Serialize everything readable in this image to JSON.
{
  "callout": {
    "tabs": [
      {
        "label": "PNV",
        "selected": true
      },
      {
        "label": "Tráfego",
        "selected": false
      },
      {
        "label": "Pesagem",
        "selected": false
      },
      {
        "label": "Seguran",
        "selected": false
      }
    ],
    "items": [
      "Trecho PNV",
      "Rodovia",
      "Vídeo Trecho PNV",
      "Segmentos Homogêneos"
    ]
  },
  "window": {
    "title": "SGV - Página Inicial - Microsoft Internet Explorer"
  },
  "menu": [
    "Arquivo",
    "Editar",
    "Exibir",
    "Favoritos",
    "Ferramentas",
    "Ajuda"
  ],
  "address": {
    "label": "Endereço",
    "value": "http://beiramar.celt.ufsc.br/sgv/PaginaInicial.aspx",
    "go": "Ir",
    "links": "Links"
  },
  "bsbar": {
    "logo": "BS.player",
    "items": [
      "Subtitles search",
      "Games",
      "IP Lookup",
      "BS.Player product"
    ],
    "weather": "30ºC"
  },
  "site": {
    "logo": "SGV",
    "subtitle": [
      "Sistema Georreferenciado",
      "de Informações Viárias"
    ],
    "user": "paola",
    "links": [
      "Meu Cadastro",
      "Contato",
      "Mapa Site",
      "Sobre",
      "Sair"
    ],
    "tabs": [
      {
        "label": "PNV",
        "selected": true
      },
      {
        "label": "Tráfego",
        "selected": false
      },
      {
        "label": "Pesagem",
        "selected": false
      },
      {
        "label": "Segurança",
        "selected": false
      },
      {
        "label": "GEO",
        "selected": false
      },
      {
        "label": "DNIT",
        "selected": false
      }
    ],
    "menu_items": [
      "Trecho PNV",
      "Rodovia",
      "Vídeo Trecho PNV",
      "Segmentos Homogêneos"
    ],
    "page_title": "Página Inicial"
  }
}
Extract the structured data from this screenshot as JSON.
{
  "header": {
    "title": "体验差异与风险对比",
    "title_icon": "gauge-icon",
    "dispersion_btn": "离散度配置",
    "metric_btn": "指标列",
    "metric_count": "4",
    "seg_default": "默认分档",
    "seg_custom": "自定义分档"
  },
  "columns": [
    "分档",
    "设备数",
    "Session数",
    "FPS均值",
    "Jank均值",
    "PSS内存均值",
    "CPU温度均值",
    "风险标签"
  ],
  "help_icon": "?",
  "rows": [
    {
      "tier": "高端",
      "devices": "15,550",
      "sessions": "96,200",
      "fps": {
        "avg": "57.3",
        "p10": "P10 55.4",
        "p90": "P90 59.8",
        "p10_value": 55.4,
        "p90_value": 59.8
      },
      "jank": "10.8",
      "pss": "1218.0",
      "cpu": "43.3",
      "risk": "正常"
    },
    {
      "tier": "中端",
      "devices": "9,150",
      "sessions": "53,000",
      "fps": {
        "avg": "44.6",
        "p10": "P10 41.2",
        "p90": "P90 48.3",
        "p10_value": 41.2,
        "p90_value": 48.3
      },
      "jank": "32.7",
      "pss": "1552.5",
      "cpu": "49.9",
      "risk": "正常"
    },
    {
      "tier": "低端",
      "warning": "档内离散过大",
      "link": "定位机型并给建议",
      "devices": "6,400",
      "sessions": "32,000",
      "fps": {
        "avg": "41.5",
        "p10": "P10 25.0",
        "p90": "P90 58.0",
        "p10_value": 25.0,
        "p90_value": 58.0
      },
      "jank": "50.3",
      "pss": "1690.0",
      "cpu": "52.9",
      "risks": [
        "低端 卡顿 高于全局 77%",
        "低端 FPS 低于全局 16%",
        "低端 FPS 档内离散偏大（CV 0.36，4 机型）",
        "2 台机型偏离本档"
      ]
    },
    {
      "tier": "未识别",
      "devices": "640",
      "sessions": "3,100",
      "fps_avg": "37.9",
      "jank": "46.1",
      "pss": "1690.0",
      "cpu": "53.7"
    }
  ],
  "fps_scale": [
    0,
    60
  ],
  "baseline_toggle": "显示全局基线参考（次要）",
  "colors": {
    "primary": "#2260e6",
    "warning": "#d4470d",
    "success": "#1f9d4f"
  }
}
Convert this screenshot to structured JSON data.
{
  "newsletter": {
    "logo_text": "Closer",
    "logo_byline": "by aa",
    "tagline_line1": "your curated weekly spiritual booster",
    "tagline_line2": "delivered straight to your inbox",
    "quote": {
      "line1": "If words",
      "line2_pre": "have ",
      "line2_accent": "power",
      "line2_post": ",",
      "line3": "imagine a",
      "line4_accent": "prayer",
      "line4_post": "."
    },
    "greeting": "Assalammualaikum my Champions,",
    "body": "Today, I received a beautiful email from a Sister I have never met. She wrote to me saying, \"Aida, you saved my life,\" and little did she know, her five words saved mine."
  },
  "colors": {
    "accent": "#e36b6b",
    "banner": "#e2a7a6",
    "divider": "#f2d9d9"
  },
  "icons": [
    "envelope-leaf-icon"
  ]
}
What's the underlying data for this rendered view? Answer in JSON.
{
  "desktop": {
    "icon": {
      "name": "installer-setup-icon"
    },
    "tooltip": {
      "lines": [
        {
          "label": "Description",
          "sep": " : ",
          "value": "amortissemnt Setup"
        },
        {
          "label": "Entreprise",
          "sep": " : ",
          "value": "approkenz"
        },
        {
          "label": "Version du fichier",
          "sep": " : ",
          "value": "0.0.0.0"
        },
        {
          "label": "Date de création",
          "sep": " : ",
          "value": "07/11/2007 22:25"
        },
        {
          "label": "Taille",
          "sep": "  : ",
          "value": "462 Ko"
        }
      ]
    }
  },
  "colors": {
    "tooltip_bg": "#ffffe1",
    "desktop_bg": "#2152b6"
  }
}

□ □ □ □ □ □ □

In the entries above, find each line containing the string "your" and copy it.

> [ANSWER TO THE PROBLEM]:
    "tagline_line1": "your curated weekly spiritual booster",
    "tagline_line2": "delivered straight to your inbox",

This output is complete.